Friday: Rest day and Thai massage

Saturday: 60km along the Thames Path

Sunday: 8.5km slow run

Total distance: 150km

I set out in search of some tough hills on Monday and took the train out of London to Box Hill (Olympic Cycling venue). I was really pleased to find the perfect training in the form of the hills of the North Downs Way on Box Hill. I ran for 2 hours up and down the trails and it's definitely a run I'll be doing lots more in the Jungle Marathon build up!

Here are the Olympic rings positioned on the top of Box Hill and the great view from up there:

On Saturday morning I set out with energy gels, electrolyte filled water bottles and high energy jelly beans with the goal of running 60km along the Thames Path. The furthest I'd run up to this point was 50km and that was a real struggle. It didn't help that I'd had a deep tissue massage the night before and I was struggling to get out of bed as a result. 

I set off at a bit of a sluggish pace, but soon got into my stride. I was really happy with how I paced the run and I went through the marathon distance (42km) at an average of 12km/h (3 hours 30). However, shortly afterwards I felt a sharp twinge behind my left knee. I stopped briefly to stretch my hamstring and drank lots of water in the hope that it was cramp, but unfortunately the pain persisted. I managed to carry on running, but had to slow the pace. Then the rain came down... really heavy thunderstorms made the last 15km slightly unpleasant (the only good thing was that I had the path to myself!) 

I finished the run in just over 5 hours and I was really pleased to know that I could have carried on running. My average pace dropped to 11.5km/h because of the injury niggle, but I feel confident that I'll be able to do the double marathon in 7 hours, which is the pre-Jungle marathon goal I set myself. 

The last few km were so wet that it was like running through a stream... my feet took a bit of a battering, as you can see from the photo below. It's definitely time to start looking after my feet better!

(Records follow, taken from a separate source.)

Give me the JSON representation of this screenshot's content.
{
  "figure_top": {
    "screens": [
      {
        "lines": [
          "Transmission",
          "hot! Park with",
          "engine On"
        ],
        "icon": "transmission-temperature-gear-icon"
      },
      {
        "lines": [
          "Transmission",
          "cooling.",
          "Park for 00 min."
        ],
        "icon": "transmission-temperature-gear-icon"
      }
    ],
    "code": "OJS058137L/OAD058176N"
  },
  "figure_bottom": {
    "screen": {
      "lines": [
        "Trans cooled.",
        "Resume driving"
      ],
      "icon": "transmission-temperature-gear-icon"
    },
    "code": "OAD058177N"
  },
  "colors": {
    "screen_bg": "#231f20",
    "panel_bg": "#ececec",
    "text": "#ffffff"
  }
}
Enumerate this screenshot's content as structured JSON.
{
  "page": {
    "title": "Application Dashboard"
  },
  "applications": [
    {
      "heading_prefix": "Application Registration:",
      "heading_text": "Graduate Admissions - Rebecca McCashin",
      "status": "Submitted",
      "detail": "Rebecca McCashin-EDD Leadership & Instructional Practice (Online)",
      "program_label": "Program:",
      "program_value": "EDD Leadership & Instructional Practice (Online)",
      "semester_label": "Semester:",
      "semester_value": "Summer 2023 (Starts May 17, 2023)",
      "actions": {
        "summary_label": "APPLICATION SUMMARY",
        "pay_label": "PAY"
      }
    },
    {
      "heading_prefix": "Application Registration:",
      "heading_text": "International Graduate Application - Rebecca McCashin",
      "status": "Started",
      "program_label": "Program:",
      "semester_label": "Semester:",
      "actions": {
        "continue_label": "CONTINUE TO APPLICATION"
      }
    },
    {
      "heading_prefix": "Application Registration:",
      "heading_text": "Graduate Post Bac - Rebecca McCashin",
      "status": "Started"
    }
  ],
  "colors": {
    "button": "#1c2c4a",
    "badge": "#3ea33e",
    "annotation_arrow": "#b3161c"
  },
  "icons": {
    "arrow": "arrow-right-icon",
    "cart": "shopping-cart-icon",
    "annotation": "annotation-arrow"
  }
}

I went out for an easy run this afternoon to see how my hamstring was. I only ran for around an hour, but could definitely feel that something wasn't quite right. The last thing I want is to get injured so close to the race and so my plan is to take things a bit easy over the next few days! I'll make the days productive by sorting out lots of the equipment and food that I need to take with me and do some more research into the race. I've been reading Mark Hines book about the Jungle Marathon- a fantastic read, especially for anyone interested in the competing in the race. I've got to a bit about lots of competitors going on drips and others dropping out of the race and being taken to hospital in the middle of the night- scary stuff, especially considering that the nearest hospital is 24 hours away!